As football and business become ever more intertwined, the schism between fan and footballer has increased, but there’s one organisation dedicated to protecting the sport’s most important asset: the supporters.
While the public is all too familiar with the work of the multi-million pound power brokers of the Premier League and the Professional Footballers Association, the Football Supporters’ Federation is something of an unsung hero.
The FSF strives to make football in England as enjoyable and accessible as possible. This noble mission statement presents numerous challenges, pitting the small organisation against the giants of the Premier League, Football League and the Football Association in its bid to find agreements on issues such as pricing, ownership and sustainable spending.
Representing the small man in football against billionaire club owners and global companies is a tough task. However, the FSF has enjoyed some high-profile successes, such as the rejection of the mooted 39th Premier League game, which would have been played abroad.
The Federation established nationwide regional meetings where fans of all clubs came together to sign petitions. Then, they lobbied MPs and garnered support from fans all over the globe to persuade the Premier League to drop the idea.
“Our campaign obviously managed to strike a chord with football lovers,” Steven Powell, Director of Policy for the FSF, tells The Positive.
“A fan from Buenos Aires, who had been to a few Premier League games when here on business, said he didn’t expect the League to come to him. Part of the reason he enjoyed watching the Premier League was the passion of the supporters.”
Most recently, the FSF worked with the Culture, Media and Sport Committee on their insightful report on the way football is governed in this country.
“When you see the report from the Commons Select Committee you can see the influence the FSF and the Supporters Direct has had in shaping the thinking of parliamentarians,” Powell says.
“It took a lot of hard work putting the evidence together. It takes a long time to produce results.”

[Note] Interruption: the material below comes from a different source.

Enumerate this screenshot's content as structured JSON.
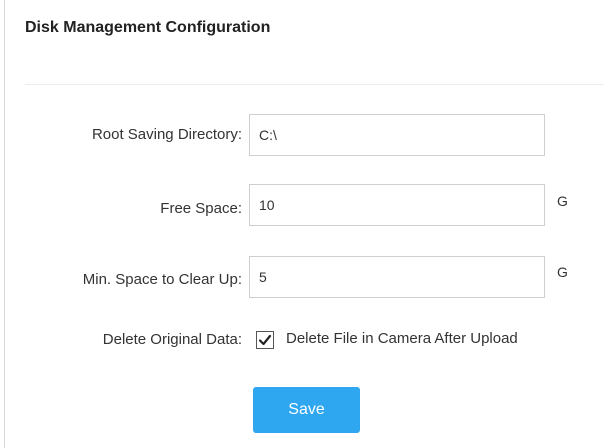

In January, Manchester City returned 912 tickets for their away game against Arsenal after travelling fans complained about the £62 price, reigniting protests against fans being priced out of the game.
When the new Premier League TV deal comes into force next season, it is estimated that the increased revenue for clubs will mean they could reduce ticket prices by £32 and make the same profit.
The FSF would like to see England follow the example of Germany where fans have greater say over the direction of their clubs.
“Teams in Bundesliga and Bundesliga 2 have to be 51 percent owned by their supporters,” Powell explains. “Bayern Munich, one of the world’s biggest clubs, charge £30 for their biggest games. When you compare that to the situation here it is staggering.”
The FSF, which was founded in 2002, has around 200,000 members. There is more information on the organisation and the opportunity to become a member for free at the Football Supporters’ Federation website.